Virtual Reality is a hot topic for marketing professionals. One challenge for those who seek to employ this emerging medium for business objectives is there are few thought-leaders in the industry who understand the current state of the technology, consumer attitudes and usage, and how innovative marketers are using virtual reality today. This is why Greenlight Insights held a webinar on June 20, “Understanding the Virtual Consumer,“ featuring Erica Bishaf, Research Director at Greenlight Insights with special guest, Joanna Popper, Singularity University.
The panel focused and expanded upon the latest findings from Greenlight Insight’ 2017 Virtual Reality Consumer Survey.

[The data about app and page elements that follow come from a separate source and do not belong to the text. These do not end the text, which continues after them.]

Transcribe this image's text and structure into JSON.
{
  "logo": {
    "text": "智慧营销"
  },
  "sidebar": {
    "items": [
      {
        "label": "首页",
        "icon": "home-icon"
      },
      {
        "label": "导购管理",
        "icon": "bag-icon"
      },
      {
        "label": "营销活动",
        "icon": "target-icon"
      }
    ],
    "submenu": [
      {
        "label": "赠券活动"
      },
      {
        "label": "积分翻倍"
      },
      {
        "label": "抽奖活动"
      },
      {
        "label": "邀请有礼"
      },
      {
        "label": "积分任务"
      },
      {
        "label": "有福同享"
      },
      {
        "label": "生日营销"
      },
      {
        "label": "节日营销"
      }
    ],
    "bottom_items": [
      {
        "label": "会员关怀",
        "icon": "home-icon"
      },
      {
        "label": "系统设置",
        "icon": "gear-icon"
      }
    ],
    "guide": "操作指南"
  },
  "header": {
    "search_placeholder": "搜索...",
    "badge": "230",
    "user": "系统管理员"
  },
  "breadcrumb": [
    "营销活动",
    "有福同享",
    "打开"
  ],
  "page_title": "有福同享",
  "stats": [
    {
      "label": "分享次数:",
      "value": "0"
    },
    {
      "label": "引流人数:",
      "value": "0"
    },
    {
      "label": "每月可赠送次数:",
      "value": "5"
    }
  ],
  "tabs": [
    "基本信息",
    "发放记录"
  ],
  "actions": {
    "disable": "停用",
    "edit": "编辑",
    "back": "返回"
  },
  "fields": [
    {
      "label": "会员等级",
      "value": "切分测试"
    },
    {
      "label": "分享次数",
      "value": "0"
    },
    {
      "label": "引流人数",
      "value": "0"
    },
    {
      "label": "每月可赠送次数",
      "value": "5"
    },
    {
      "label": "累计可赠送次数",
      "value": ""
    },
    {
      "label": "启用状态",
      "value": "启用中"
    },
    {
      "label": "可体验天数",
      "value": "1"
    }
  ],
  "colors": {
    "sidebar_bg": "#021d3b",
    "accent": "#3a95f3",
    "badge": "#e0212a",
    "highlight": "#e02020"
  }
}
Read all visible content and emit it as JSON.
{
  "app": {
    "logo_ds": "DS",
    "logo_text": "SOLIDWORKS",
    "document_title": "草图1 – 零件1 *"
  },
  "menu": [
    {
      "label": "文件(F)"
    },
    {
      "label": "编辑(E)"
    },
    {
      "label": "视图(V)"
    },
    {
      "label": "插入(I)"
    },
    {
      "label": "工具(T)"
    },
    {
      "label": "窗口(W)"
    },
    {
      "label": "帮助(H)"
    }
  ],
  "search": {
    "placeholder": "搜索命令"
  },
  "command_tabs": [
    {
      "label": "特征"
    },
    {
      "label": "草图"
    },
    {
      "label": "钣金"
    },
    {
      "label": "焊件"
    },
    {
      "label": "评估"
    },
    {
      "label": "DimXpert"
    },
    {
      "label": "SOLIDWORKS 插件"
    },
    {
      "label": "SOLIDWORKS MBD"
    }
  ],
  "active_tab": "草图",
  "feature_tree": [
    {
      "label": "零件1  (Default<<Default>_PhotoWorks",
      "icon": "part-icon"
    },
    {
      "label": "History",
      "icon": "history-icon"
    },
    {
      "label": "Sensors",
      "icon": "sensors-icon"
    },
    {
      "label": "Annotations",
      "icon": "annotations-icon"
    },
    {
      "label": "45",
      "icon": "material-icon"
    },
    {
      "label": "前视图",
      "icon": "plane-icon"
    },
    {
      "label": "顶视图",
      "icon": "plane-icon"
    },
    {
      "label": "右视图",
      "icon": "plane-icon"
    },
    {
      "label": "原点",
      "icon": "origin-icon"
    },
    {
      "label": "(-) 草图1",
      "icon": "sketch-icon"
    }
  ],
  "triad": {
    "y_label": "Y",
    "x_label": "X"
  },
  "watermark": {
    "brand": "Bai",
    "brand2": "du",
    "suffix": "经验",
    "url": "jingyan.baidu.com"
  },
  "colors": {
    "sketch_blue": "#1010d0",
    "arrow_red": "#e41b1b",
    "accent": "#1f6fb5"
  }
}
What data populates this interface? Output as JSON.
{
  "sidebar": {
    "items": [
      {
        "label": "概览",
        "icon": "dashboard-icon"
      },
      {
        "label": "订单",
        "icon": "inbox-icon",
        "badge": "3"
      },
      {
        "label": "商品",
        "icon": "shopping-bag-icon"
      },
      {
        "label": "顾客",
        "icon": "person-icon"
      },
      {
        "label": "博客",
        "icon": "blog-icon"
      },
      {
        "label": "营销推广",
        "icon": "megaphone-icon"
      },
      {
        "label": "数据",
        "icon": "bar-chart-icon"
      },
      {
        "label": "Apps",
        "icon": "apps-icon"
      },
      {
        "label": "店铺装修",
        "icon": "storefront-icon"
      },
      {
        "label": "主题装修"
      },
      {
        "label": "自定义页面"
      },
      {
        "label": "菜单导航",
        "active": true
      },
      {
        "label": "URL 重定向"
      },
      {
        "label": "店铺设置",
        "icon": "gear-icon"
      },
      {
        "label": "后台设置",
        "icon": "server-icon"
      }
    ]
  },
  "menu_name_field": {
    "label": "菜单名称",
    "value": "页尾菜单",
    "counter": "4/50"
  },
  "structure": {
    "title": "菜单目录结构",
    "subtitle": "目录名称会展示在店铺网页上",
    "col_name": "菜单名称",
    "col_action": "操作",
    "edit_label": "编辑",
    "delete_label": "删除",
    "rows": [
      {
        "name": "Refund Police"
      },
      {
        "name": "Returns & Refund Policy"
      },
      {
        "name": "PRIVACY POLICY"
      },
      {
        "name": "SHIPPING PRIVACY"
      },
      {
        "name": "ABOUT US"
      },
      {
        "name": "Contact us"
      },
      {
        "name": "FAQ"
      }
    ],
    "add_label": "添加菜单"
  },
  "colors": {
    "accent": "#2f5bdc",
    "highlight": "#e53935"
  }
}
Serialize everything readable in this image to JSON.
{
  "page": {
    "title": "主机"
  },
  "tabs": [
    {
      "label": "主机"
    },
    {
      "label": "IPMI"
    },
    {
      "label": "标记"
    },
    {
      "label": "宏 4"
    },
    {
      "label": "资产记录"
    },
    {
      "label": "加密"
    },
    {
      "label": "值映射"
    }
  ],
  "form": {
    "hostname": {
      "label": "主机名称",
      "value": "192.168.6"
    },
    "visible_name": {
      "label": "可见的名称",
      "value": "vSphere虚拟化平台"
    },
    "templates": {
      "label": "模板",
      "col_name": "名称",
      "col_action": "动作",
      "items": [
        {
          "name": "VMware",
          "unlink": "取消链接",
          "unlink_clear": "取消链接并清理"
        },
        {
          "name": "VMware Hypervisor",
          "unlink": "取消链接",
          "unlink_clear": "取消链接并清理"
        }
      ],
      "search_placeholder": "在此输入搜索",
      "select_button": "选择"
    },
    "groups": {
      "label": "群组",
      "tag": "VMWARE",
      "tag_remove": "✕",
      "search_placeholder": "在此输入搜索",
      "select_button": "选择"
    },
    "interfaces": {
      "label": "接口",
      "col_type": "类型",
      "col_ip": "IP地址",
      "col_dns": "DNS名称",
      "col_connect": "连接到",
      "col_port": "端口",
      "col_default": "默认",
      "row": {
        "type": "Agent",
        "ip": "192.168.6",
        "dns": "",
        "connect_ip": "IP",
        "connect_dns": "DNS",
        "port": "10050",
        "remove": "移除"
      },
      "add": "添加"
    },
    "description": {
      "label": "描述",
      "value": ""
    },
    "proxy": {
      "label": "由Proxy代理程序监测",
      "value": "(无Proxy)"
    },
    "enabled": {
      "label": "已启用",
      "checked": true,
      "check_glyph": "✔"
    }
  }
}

Now in its third year, the 2017 Virtual Reality Consumer Survey provides insights into a broad scope of topics relating to consumers and virtual reality.
Bishaf pointed out that familiarity and direct trial experience is increasing. In 2017 survey, 38 percent of consumers said they tried VR, which is over a 15 percent increase from 2016 with 20 percent of consumers said they tried VR. Bishaf warned that although VR understanding is increasing, VR is still years away from mainstream adoption and education will be needed.
“Initiatives to build brand equity are still needed by the headsets and platforms,” she said. “In the study, we saw those consumers who report being highly informed and experienced with the technology were confused about Microsoft, Apple, and Snap.”
Popper shared about what it will take to move consumer adoption forward. Popper talked about the importance of really great content that will drive penetration and engagement. An example was native social experiences, such as what can be found Altspace, High Fidelity, and Facebook’s Spaces.
“Social media extensions that draw people into a VR experience will be important,” Popper said. “People are finding that these experiences for much longer than other types of VR experiences.”
Popper also highlighted the importance of building a deeper connection to VR marketing, including experiential marketing.
“When looking at experiential marketing, how do you make it live beyond that moment?” said Popper. “The people in the experience will be the most engaged but need to extend beyond with social.”
Greenlight Insights Industry Analyst Alexis Macklin, who covers emerging technology trends at the intersection of immersive technologies and the entertainment industry, lead a panel discussion on how brands and marketers can best reach consumers. The panel zeroed in on how VR consumers have changed and how to reach them.
“In the past, consumers who purchased VR headset were largely male and gamers,” Bishaf said. “VR is becoming more diverse with many VR purchasers identifying as creatives, meaning they like videography, photography and other types of content creation.”